Work instruction: No pictures should be carried over. Output all other parts of the entries verbatim.

Supplied records:

──────────────────────────────

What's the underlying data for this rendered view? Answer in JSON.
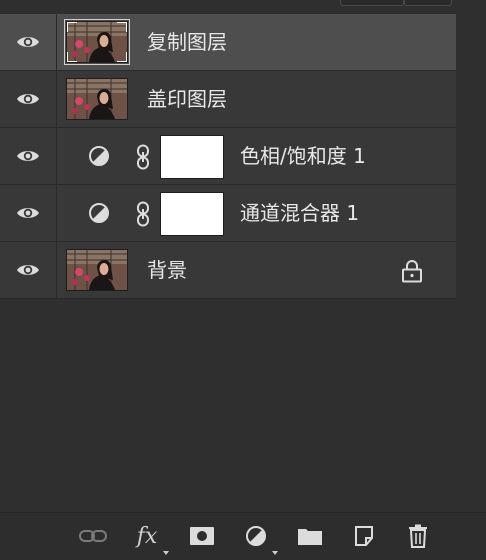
{
  "panel": "layers",
  "colors": {
    "panel_bg": "#2f2f2f",
    "row_bg": "#383838",
    "row_selected_bg": "#4e4e4e",
    "text": "#e8e8e8",
    "icon": "#cfcfcf"
  },
  "layers": [
    {
      "name": "复制图层",
      "kind": "pixel",
      "selected": true,
      "visible": true
    },
    {
      "name": "盖印图层",
      "kind": "pixel",
      "selected": false,
      "visible": true
    },
    {
      "name": "色相/饱和度 1",
      "kind": "adjustment",
      "selected": false,
      "visible": true
    },
    {
      "name": "通道混合器 1",
      "kind": "adjustment",
      "selected": false,
      "visible": true
    },
    {
      "name": "背景",
      "kind": "background",
      "selected": false,
      "visible": true,
      "locked": true
    }
  ],
  "toolbar": {
    "items": [
      "link-layers",
      "fx",
      "add-mask",
      "new-adjustment",
      "new-group",
      "new-layer",
      "delete-layer"
    ],
    "fx_label": "fx"
  }
}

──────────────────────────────

Solution:
What's the underlying data for this rendered view? Answer in JSON.
{
  "panel": "layers",
  "colors": {
    "panel_bg": "#2f2f2f",
    "row_bg": "#383838",
    "row_selected_bg": "#4e4e4e",
    "text": "#e8e8e8",
    "icon": "#cfcfcf"
  },
  "layers": [
    {
      "name": "复制图层",
      "kind": "pixel",
      "selected": true,
      "visible": true
    },
    {
      "name": "盖印图层",
      "kind": "pixel",
      "selected": false,
      "visible": true
    },
    {
      "name": "色相/饱和度 1",
      "kind": "adjustment",
      "selected": false,
      "visible": true
    },
    {
      "name": "通道混合器 1",
      "kind": "adjustment",
      "selected": false,
      "visible": true
    },
    {
      "name": "背景",
      "kind": "background",
      "selected": false,
      "visible": true,
      "locked": true
    }
  ],
  "toolbar": {
    "items": [
      "link-layers",
      "fx",
      "add-mask",
      "new-adjustment",
      "new-group",
      "new-layer",
      "delete-layer"
    ],
    "fx_label": "fx"
  }
}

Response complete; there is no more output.